And while the Pentagon could eventually send a few thousand more conventional troops to the fights in Iraq, Syria and Afghanistan, Thomas warned that senior commanders feared that "more troops on the ground may mean you own the problem when you're done with it."

That concern gives weight to arguments for greater reliance on special operators as the Trump administration for now eschews larger deployments of conventional troops and proposes deep cuts in foreign aid and State Department budgets.

The global reach of special operators is widening. During the peak of the conflicts in Iraq and Afghanistan, nearly 13,000 special operations forces were deployed on missions across the globe, but a large majority were assigned to those two countries. Now, more than half of the 8,600 elite troops overseas are posted outside the Middle East or South Asia, operating in 97 countries, according to SOCom.

Still, about one-third of the 6,000 U.S. troops currently in Iraq and Syria are special operators, many of whom are advising local troops and militias on the front lines. About a quarter of the 8,400 U.S. troops in Afghanistan are special operators.

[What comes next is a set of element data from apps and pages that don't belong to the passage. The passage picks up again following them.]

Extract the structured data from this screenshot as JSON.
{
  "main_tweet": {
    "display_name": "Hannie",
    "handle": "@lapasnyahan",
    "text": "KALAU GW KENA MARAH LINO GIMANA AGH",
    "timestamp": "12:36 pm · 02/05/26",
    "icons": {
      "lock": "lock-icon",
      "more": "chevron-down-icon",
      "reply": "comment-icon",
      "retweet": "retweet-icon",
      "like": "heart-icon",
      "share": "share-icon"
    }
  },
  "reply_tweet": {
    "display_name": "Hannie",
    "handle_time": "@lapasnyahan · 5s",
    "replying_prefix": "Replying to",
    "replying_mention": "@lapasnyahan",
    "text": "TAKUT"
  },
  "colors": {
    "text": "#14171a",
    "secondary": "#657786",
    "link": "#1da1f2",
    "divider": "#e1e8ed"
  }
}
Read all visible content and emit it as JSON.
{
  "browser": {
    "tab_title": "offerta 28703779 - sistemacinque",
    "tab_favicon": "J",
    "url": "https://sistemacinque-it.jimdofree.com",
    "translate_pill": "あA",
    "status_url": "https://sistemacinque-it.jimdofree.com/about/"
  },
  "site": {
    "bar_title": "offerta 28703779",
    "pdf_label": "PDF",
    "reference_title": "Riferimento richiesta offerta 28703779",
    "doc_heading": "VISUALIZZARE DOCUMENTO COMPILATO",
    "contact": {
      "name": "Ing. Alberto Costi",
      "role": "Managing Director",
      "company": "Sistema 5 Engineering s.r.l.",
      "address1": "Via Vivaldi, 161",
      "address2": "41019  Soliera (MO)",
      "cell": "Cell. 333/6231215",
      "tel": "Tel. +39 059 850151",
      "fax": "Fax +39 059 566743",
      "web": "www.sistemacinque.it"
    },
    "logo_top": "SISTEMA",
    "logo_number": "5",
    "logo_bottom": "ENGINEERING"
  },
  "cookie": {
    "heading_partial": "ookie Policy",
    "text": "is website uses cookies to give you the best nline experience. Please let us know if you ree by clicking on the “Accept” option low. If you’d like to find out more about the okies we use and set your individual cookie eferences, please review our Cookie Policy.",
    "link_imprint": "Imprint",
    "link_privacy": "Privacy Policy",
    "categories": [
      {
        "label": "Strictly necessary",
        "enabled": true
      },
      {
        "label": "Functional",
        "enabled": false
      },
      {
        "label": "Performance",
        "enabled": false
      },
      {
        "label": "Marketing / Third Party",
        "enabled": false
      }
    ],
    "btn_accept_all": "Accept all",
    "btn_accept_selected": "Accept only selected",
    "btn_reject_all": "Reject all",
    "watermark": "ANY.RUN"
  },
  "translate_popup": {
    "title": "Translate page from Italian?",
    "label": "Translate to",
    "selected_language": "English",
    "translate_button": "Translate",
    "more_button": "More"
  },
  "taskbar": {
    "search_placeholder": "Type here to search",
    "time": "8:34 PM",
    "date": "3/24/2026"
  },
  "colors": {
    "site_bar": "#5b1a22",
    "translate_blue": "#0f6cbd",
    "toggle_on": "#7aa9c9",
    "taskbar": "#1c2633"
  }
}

In Africa, about one-third of the nearly 6,000 overall troops are special operations forces. The only permanent U.S. installation on the continent is Camp Lemonnier, a sprawling base of 4,000 U.S. service members and civilians in Djibouti that serves as a hub for counterterrorism operations and training. The U.S. Air Force flies surveillance drones from small bases in Niger and Cameroon.

Elsewhere in Africa, the roles of special operators are varied, and their ranks are small, typically measured in the low dozens for specific missions. Between 200 and 300 Navy SEALs and other special operators work with African allies to hunt shadowy al-Shabab terrorists in Somalia. As many as 100 special forces soldiers help African troops pursue the notorious leader of the Lord's Resistance Army, Joseph Kony. And Navy SEALs are training Nigerian commandos for action in the oil-rich delta.

The United States is building a $50 million drone base in Agadez, Niger, that is likely to open sometime next year to monitor Islamic State insurgents in a vast area on the southern flank of the Sahara that stretches from Senegal to Chad.

Trump's tough talk on terrorism has been well received here in Chad, where SOCom and military instructors from several Western nations finished an annual three-week counterterrorism training exercise last week.

Many African soldiers and security forces said they would welcome an even larger U.S. military presence to help combat myriad extremist threats. "Of course we'd like more," said Hassan Zakari Mahamadou, a police commissioner from Niger. "U.S. forces enhance us."

The Pentagon has allocated about $250 million over two years to help train the armies and security forces of North, Central and West African countries.

But U.S. aid and training alone — along with occasional secret unilateral strikes — will not be enough to defeat groups like al-Qaida, Boko Haram and the Islamic State, officials say.

"We could knock off all the ISIL and Boko Haram this afternoon," Gen. Thomas D. Waldhauser, the leader of the military's Africa Command, told the Senate this month, using an acronym for the Islamic State group. "But by the end week, so to speak, those ranks would be filled."

Here on the outskirts of the Chadian capital, N'Djamena, last week, four flat-bottomed boats with mounted machine guns roared down the Chari River. The boats pulled up along the riverbank, just opposite neighboring Cameroon, and disgorged rifle-toting Chadian Special Anti-terrorism Group forces and their U.S. trainers.

In a hail of gunfire, shooting blanks, they stormed the thatched huts of a suspected Boko Haram bomb-maker; seized laptops, cellphones and other material inside for clues on terrorist operations; and dashed back to the river, fending off a mock ambush on the way. Piling back into their boats under covering fire, the Chadian commandos sped off in a drill that U.S. and Chadian officers often play out for real in the nearby Lake Chad Basin area.

"Extremism is like a cancer," said Brig. Gen. Zakaria Ngobongue, a senior Chadian officer who has trained in France and at Hurlburt Field, Florida, and was helping oversee the exercise. "We need to continue to fight it."